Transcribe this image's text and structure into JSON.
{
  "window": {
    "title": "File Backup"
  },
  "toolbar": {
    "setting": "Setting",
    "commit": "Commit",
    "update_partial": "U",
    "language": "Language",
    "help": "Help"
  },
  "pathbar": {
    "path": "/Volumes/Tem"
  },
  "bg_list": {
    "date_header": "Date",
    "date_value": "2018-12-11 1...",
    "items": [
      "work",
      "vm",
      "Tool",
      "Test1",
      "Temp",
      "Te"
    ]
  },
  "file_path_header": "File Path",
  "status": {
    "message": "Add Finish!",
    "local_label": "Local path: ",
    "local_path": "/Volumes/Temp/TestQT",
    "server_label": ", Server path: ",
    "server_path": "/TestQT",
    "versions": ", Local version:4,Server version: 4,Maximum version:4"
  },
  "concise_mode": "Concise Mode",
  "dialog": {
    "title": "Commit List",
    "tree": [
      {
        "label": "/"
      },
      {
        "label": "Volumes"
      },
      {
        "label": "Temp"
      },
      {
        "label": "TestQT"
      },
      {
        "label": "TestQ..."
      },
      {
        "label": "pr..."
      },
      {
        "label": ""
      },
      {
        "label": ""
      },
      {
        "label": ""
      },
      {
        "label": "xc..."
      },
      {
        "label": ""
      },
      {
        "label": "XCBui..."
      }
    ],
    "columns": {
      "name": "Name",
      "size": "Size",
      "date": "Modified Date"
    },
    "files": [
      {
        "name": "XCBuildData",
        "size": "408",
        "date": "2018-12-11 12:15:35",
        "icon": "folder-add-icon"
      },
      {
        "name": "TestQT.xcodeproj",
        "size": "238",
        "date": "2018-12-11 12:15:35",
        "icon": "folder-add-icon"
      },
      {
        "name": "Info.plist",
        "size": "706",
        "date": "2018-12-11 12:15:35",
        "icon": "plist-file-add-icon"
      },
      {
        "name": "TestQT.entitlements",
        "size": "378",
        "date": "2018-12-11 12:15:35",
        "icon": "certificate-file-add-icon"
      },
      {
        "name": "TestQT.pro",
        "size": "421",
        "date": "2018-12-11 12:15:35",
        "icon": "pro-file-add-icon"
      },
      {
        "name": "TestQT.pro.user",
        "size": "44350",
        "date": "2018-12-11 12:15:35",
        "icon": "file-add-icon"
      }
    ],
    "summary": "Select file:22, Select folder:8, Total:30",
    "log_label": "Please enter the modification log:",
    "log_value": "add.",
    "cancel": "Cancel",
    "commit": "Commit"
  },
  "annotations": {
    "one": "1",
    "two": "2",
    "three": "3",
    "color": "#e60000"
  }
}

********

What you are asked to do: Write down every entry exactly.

Answer for this exercise:
Transcribe this image's text and structure into JSON.
{
  "window": {
    "title": "File Backup"
  },
  "toolbar": {
    "setting": "Setting",
    "commit": "Commit",
    "update_partial": "U",
    "language": "Language",
    "help": "Help"
  },
  "pathbar": {
    "path": "/Volumes/Tem"
  },
  "bg_list": {
    "date_header": "Date",
    "date_value": "2018-12-11 1...",
    "items": [
      "work",
      "vm",
      "Tool",
      "Test1",
      "Temp",
      "Te"
    ]
  },
  "file_path_header": "File Path",
  "status": {
    "message": "Add Finish!",
    "local_label": "Local path: ",
    "local_path": "/Volumes/Temp/TestQT",
    "server_label": ", Server path: ",
    "server_path": "/TestQT",
    "versions": ", Local version:4,Server version: 4,Maximum version:4"
  },
  "concise_mode": "Concise Mode",
  "dialog": {
    "title": "Commit List",
    "tree": [
      {
        "label": "/"
      },
      {
        "label": "Volumes"
      },
      {
        "label": "Temp"
      },
      {
        "label": "TestQT"
      },
      {
        "label": "TestQ..."
      },
      {
        "label": "pr..."
      },
      {
        "label": ""
      },
      {
        "label": ""
      },
      {
        "label": ""
      },
      {
        "label": "xc..."
      },
      {
        "label": ""
      },
      {
        "label": "XCBui..."
      }
    ],
    "columns": {
      "name": "Name",
      "size": "Size",
      "date": "Modified Date"
    },
    "files": [
      {
        "name": "XCBuildData",
        "size": "408",
        "date": "2018-12-11 12:15:35",
        "icon": "folder-add-icon"
      },
      {
        "name": "TestQT.xcodeproj",
        "size": "238",
        "date": "2018-12-11 12:15:35",
        "icon": "folder-add-icon"
      },
      {
        "name": "Info.plist",
        "size": "706",
        "date": "2018-12-11 12:15:35",
        "icon": "plist-file-add-icon"
      },
      {
        "name": "TestQT.entitlements",
        "size": "378",
        "date": "2018-12-11 12:15:35",
        "icon": "certificate-file-add-icon"
      },
      {
        "name": "TestQT.pro",
        "size": "421",
        "date": "2018-12-11 12:15:35",
        "icon": "pro-file-add-icon"
      },
      {
        "name": "TestQT.pro.user",
        "size": "44350",
        "date": "2018-12-11 12:15:35",
        "icon": "file-add-icon"
      }
    ],
    "summary": "Select file:22, Select folder:8, Total:30",
    "log_label": "Please enter the modification log:",
    "log_value": "add.",
    "cancel": "Cancel",
    "commit": "Commit"
  },
  "annotations": {
    "one": "1",
    "two": "2",
    "three": "3",
    "color": "#e60000"
  }
}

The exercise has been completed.